§ **What you have to do**:
Repeat each line of the data below exactly, but skip the pictures.

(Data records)
□ □ □ □ □

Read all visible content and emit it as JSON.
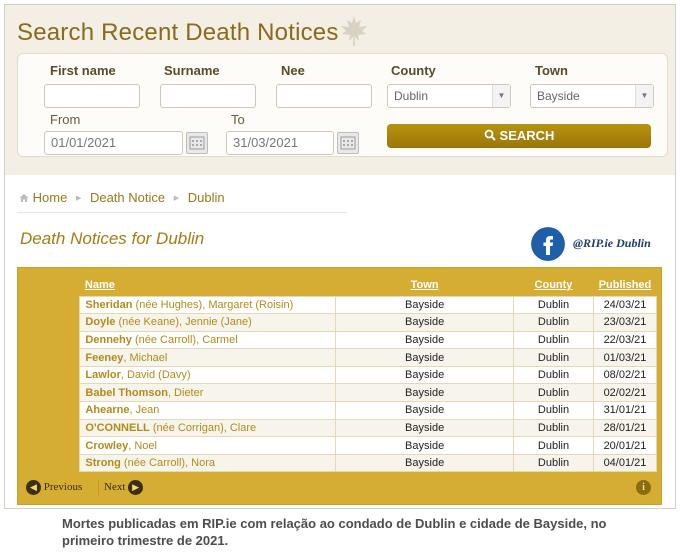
{
  "search": {
    "title": "Search Recent Death Notices",
    "labels": {
      "first_name": "First name",
      "surname": "Surname",
      "nee": "Nee",
      "county": "County",
      "town": "Town",
      "from": "From",
      "to": "To"
    },
    "values": {
      "first_name": "",
      "surname": "",
      "nee": "",
      "county": "Dublin",
      "town": "Bayside",
      "from": "01/01/2021",
      "to": "31/03/2021"
    },
    "button_label": "SEARCH"
  },
  "breadcrumb": {
    "home": "Home",
    "death_notice": "Death Notice",
    "dublin": "Dublin"
  },
  "section_title": "Death Notices for Dublin",
  "social": {
    "handle": "@RIP.ie Dublin"
  },
  "table": {
    "headers": {
      "name": "Name",
      "town": "Town",
      "county": "County",
      "published": "Published"
    },
    "rows": [
      {
        "surname": "Sheridan",
        "rest": " (née Hughes), Margaret (Roisin)",
        "town": "Bayside",
        "county": "Dublin",
        "published": "24/03/21"
      },
      {
        "surname": "Doyle",
        "rest": " (née Keane), Jennie (Jane)",
        "town": "Bayside",
        "county": "Dublin",
        "published": "23/03/21"
      },
      {
        "surname": "Dennehy",
        "rest": " (née Carroll), Carmel",
        "town": "Bayside",
        "county": "Dublin",
        "published": "22/03/21"
      },
      {
        "surname": "Feeney",
        "rest": ", Michael",
        "town": "Bayside",
        "county": "Dublin",
        "published": "01/03/21"
      },
      {
        "surname": "Lawlor",
        "rest": ", David (Davy)",
        "town": "Bayside",
        "county": "Dublin",
        "published": "08/02/21"
      },
      {
        "surname": "Babel Thomson",
        "rest": ", Dieter",
        "town": "Bayside",
        "county": "Dublin",
        "published": "02/02/21"
      },
      {
        "surname": "Ahearne",
        "rest": ", Jean",
        "town": "Bayside",
        "county": "Dublin",
        "published": "31/01/21"
      },
      {
        "surname": "O'CONNELL",
        "rest": " (née Corrigan), Clare",
        "town": "Bayside",
        "county": "Dublin",
        "published": "28/01/21"
      },
      {
        "surname": "Crowley",
        "rest": ", Noel",
        "town": "Bayside",
        "county": "Dublin",
        "published": "20/01/21"
      },
      {
        "surname": "Strong",
        "rest": " (née Carroll), Nora",
        "town": "Bayside",
        "county": "Dublin",
        "published": "04/01/21"
      }
    ]
  },
  "pager": {
    "previous": "Previous",
    "next": "Next"
  },
  "caption": "Mortes publicadas em RIP.ie com relação ao condado de Dublin e cidade de Bayside, no primeiro trimestre de 2021.",
  "colors": {
    "accent": "#a8820e",
    "header_bar": "#d6ad33",
    "link": "#b38b1a",
    "facebook": "#1f5fa8"
  }
}
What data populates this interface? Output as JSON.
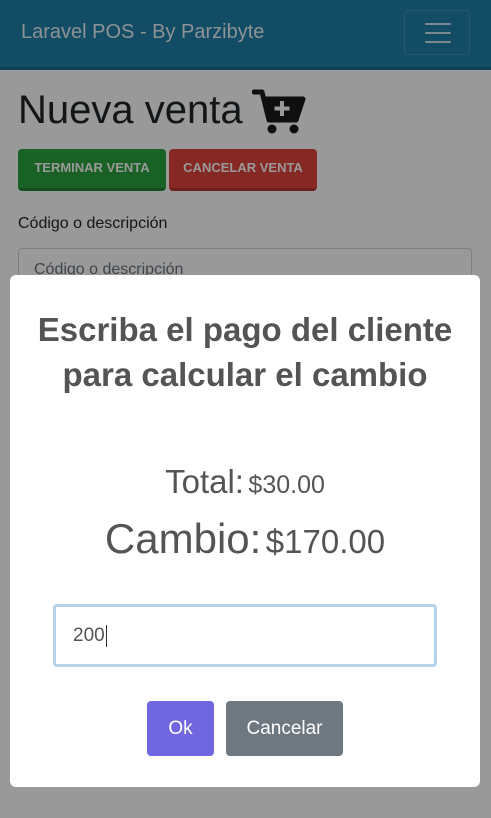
{
  "navbar": {
    "brand": "Laravel POS - By Parzibyte",
    "toggler_icon": "hamburger-icon"
  },
  "page": {
    "title": "Nueva venta",
    "title_icon": "cart-plus-icon",
    "finish_button": "TERMINAR VENTA",
    "cancel_button": "CANCELAR VENTA",
    "code_label": "Código o descripción",
    "code_placeholder": "Código o descripción"
  },
  "modal": {
    "title": "Escriba el pago del cliente para calcular el cambio",
    "total_label": "Total:",
    "total_value": "$30.00",
    "cambio_label": "Cambio:",
    "cambio_value": "$170.00",
    "payment_value": "200",
    "ok_button": "Ok",
    "cancel_button": "Cancelar"
  },
  "colors": {
    "navbar": "#1f7fa8",
    "finish": "#2ca23f",
    "cancel_sale": "#e0453c",
    "ok": "#7066e0",
    "cancel": "#6e7881"
  }
}
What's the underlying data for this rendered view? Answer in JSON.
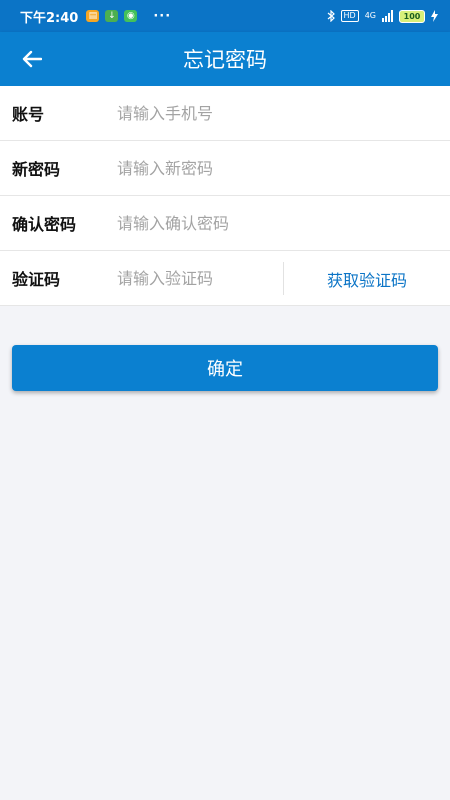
{
  "status_bar": {
    "time": "下午2:40",
    "dots": "···",
    "hd": "HD",
    "network": "4G",
    "battery": "100"
  },
  "header": {
    "title": "忘记密码",
    "back_icon": "arrow-left-icon"
  },
  "form": {
    "account": {
      "label": "账号",
      "placeholder": "请输入手机号"
    },
    "new_password": {
      "label": "新密码",
      "placeholder": "请输入新密码"
    },
    "confirm_password": {
      "label": "确认密码",
      "placeholder": "请输入确认密码"
    },
    "verification": {
      "label": "验证码",
      "placeholder": "请输入验证码",
      "get_code_label": "获取验证码"
    }
  },
  "confirm_button": {
    "label": "确定"
  },
  "colors": {
    "primary": "#0b80d0",
    "link": "#0b74c6",
    "background": "#f3f4f8"
  }
}
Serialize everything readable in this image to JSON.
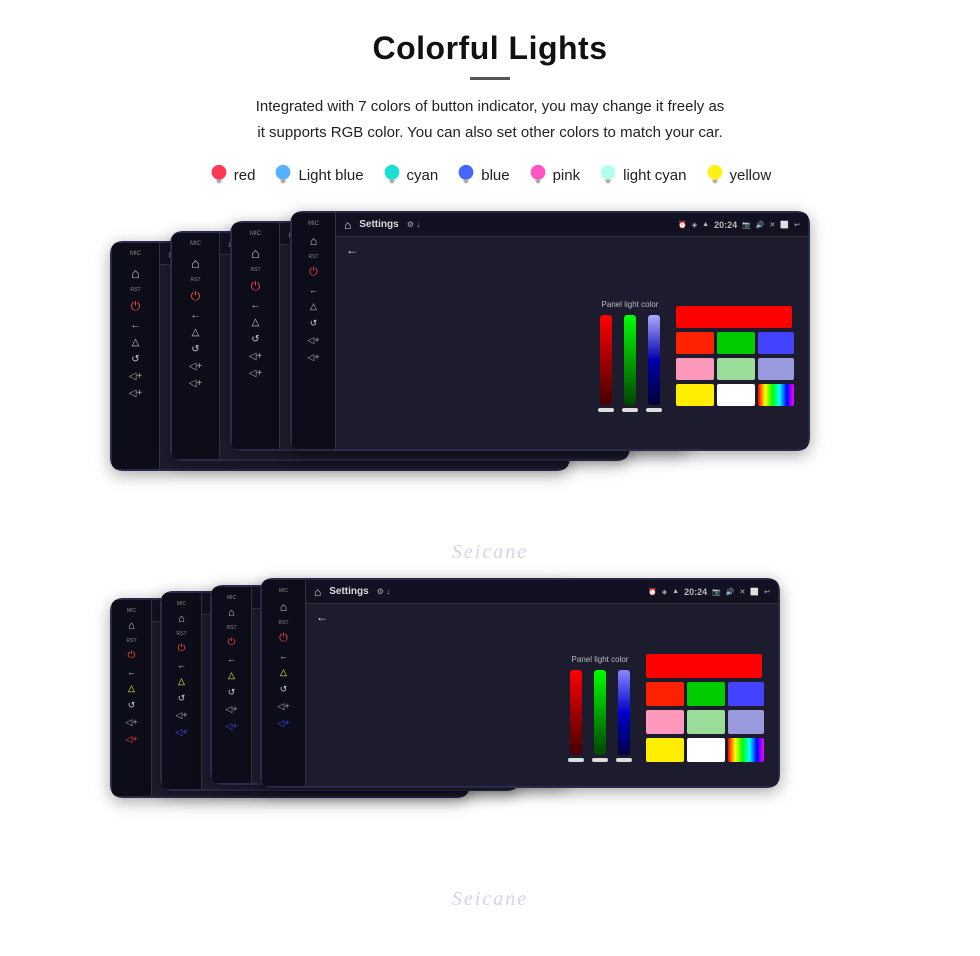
{
  "page": {
    "title": "Colorful Lights",
    "description": "Integrated with 7 colors of button indicator, you may change it freely as\nit supports RGB color. You can also set other colors to match your car.",
    "colors": [
      {
        "name": "red",
        "color": "#ff2244",
        "bulb_color": "#ff2244"
      },
      {
        "name": "Light blue",
        "color": "#44aaff",
        "bulb_color": "#44aaff"
      },
      {
        "name": "cyan",
        "color": "#00ffee",
        "bulb_color": "#00ffee"
      },
      {
        "name": "blue",
        "color": "#4466ff",
        "bulb_color": "#4466ff"
      },
      {
        "name": "pink",
        "color": "#ff44aa",
        "bulb_color": "#ff44aa"
      },
      {
        "name": "light cyan",
        "color": "#aaffee",
        "bulb_color": "#aaffee"
      },
      {
        "name": "yellow",
        "color": "#ffee00",
        "bulb_color": "#ffee00"
      }
    ],
    "top_bar": {
      "settings_label": "Settings",
      "time": "20:24"
    },
    "panel_light_label": "Panel light color",
    "watermark": "Seicane",
    "color_grid_top": [
      [
        "#ff0000"
      ],
      [
        "#ff0000",
        "#00cc00",
        "#4444ff"
      ],
      [
        "#ff99aa",
        "#99ff99",
        "#9999ff"
      ],
      [
        "#ffee00",
        "#ffffff",
        "#rainbow"
      ]
    ],
    "color_grid_bottom": [
      [
        "#ff0000"
      ],
      [
        "#ff0000",
        "#00cc00",
        "#4444ff"
      ],
      [
        "#ff99aa",
        "#99ff99",
        "#9999ff"
      ],
      [
        "#ffee00",
        "#ffffff",
        "#rainbow"
      ]
    ]
  }
}
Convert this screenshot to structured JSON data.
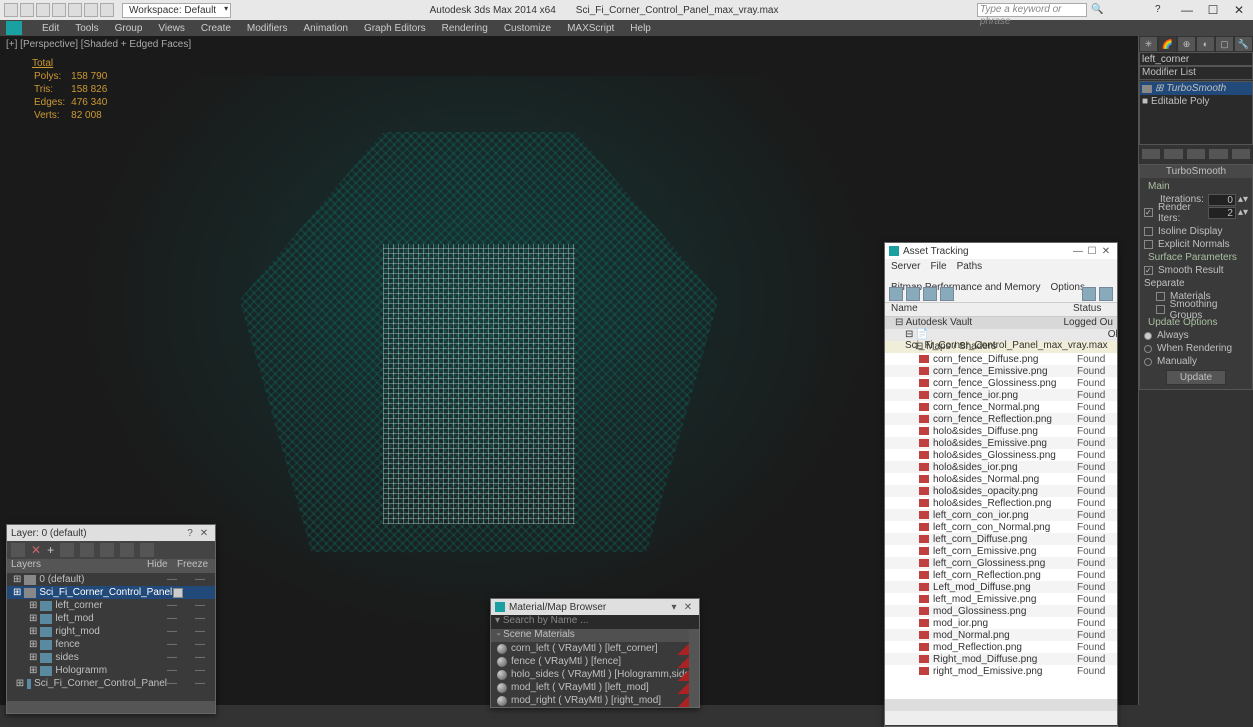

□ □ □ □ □

§ **Output of the task**:
Read all visible content and emit it as JSON.
{
  "search": {
    "title": "Search Recent Death Notices",
    "labels": {
      "first_name": "First name",
      "surname": "Surname",
      "nee": "Nee",
      "county": "County",
      "town": "Town",
      "from": "From",
      "to": "To"
    },
    "values": {
      "first_name": "",
      "surname": "",
      "nee": "",
      "county": "Dublin",
      "town": "Bayside",
      "from": "01/01/2021",
      "to": "31/03/2021"
    },
    "button_label": "SEARCH"
  },
  "breadcrumb": {
    "home": "Home",
    "death_notice": "Death Notice",
    "dublin": "Dublin"
  },
  "section_title": "Death Notices for Dublin",
  "social": {
    "handle": "@RIP.ie Dublin"
  },
  "table": {
    "headers": {
      "name": "Name",
      "town": "Town",
      "county": "County",
      "published": "Published"
    },
    "rows": [
      {
        "surname": "Sheridan",
        "rest": " (née Hughes), Margaret (Roisin)",
        "town": "Bayside",
        "county": "Dublin",
        "published": "24/03/21"
      },
      {
        "surname": "Doyle",
        "rest": " (née Keane), Jennie (Jane)",
        "town": "Bayside",
        "county": "Dublin",
        "published": "23/03/21"
      },
      {
        "surname": "Dennehy",
        "rest": " (née Carroll), Carmel",
        "town": "Bayside",
        "county": "Dublin",
        "published": "22/03/21"
      },
      {
        "surname": "Feeney",
        "rest": ", Michael",
        "town": "Bayside",
        "county": "Dublin",
        "published": "01/03/21"
      },
      {
        "surname": "Lawlor",
        "rest": ", David (Davy)",
        "town": "Bayside",
        "county": "Dublin",
        "published": "08/02/21"
      },
      {
        "surname": "Babel Thomson",
        "rest": ", Dieter",
        "town": "Bayside",
        "county": "Dublin",
        "published": "02/02/21"
      },
      {
        "surname": "Ahearne",
        "rest": ", Jean",
        "town": "Bayside",
        "county": "Dublin",
        "published": "31/01/21"
      },
      {
        "surname": "O'CONNELL",
        "rest": " (née Corrigan), Clare",
        "town": "Bayside",
        "county": "Dublin",
        "published": "28/01/21"
      },
      {
        "surname": "Crowley",
        "rest": ", Noel",
        "town": "Bayside",
        "county": "Dublin",
        "published": "20/01/21"
      },
      {
        "surname": "Strong",
        "rest": " (née Carroll), Nora",
        "town": "Bayside",
        "county": "Dublin",
        "published": "04/01/21"
      }
    ]
  },
  "pager": {
    "previous": "Previous",
    "next": "Next"
  },
  "caption": "Mortes publicadas em RIP.ie com relação ao condado de Dublin e cidade de Bayside, no primeiro trimestre de 2021.",
  "colors": {
    "accent": "#a8820e",
    "header_bar": "#d6ad33",
    "link": "#b38b1a",
    "facebook": "#1f5fa8"
  }
}
What data populates this interface? Output as JSON.
{
  "navbar": {
    "brand": "Laravel POS - By Parzibyte",
    "toggler_icon": "hamburger-icon"
  },
  "page": {
    "title": "Nueva venta",
    "title_icon": "cart-plus-icon",
    "finish_button": "TERMINAR VENTA",
    "cancel_button": "CANCELAR VENTA",
    "code_label": "Código o descripción",
    "code_placeholder": "Código o descripción"
  },
  "modal": {
    "title": "Escriba el pago del cliente para calcular el cambio",
    "total_label": "Total:",
    "total_value": "$30.00",
    "cambio_label": "Cambio:",
    "cambio_value": "$170.00",
    "payment_value": "200",
    "ok_button": "Ok",
    "cancel_button": "Cancelar"
  },
  "colors": {
    "navbar": "#1f7fa8",
    "finish": "#2ca23f",
    "cancel_sale": "#e0453c",
    "ok": "#7066e0",
    "cancel": "#6e7881"
  }
}
What's the underlying data for this rendered view? Answer in JSON.
{
  "status_bar": {
    "time": "下午2:40",
    "dots": "···",
    "hd": "HD",
    "network": "4G",
    "battery": "100"
  },
  "header": {
    "title": "忘记密码",
    "back_icon": "arrow-left-icon"
  },
  "form": {
    "account": {
      "label": "账号",
      "placeholder": "请输入手机号"
    },
    "new_password": {
      "label": "新密码",
      "placeholder": "请输入新密码"
    },
    "confirm_password": {
      "label": "确认密码",
      "placeholder": "请输入确认密码"
    },
    "verification": {
      "label": "验证码",
      "placeholder": "请输入验证码",
      "get_code_label": "获取验证码"
    }
  },
  "confirm_button": {
    "label": "确定"
  },
  "colors": {
    "primary": "#0b80d0",
    "link": "#0b74c6",
    "background": "#f3f4f8"
  }
}
Serialize everything readable in this image to JSON.
{
  "page": {
    "title": "Colorful Lights",
    "description": "Integrated with 7 colors of button indicator, you may change it freely as\nit supports RGB color. You can also set other colors to match your car.",
    "colors": [
      {
        "name": "red",
        "color": "#ff2244",
        "bulb_color": "#ff2244"
      },
      {
        "name": "Light blue",
        "color": "#44aaff",
        "bulb_color": "#44aaff"
      },
      {
        "name": "cyan",
        "color": "#00ffee",
        "bulb_color": "#00ffee"
      },
      {
        "name": "blue",
        "color": "#4466ff",
        "bulb_color": "#4466ff"
      },
      {
        "name": "pink",
        "color": "#ff44aa",
        "bulb_color": "#ff44aa"
      },
      {
        "name": "light cyan",
        "color": "#aaffee",
        "bulb_color": "#aaffee"
      },
      {
        "name": "yellow",
        "color": "#ffee00",
        "bulb_color": "#ffee00"
      }
    ],
    "top_bar": {
      "settings_label": "Settings",
      "time": "20:24"
    },
    "panel_light_label": "Panel light color",
    "watermark": "Seicane",
    "color_grid_top": [
      [
        "#ff0000"
      ],
      [
        "#ff0000",
        "#00cc00",
        "#4444ff"
      ],
      [
        "#ff99aa",
        "#99ff99",
        "#9999ff"
      ],
      [
        "#ffee00",
        "#ffffff",
        "#rainbow"
      ]
    ],
    "color_grid_bottom": [
      [
        "#ff0000"
      ],
      [
        "#ff0000",
        "#00cc00",
        "#4444ff"
      ],
      [
        "#ff99aa",
        "#99ff99",
        "#9999ff"
      ],
      [
        "#ffee00",
        "#ffffff",
        "#rainbow"
      ]
    ]
  }
}
Convert this screenshot to structured JSON data.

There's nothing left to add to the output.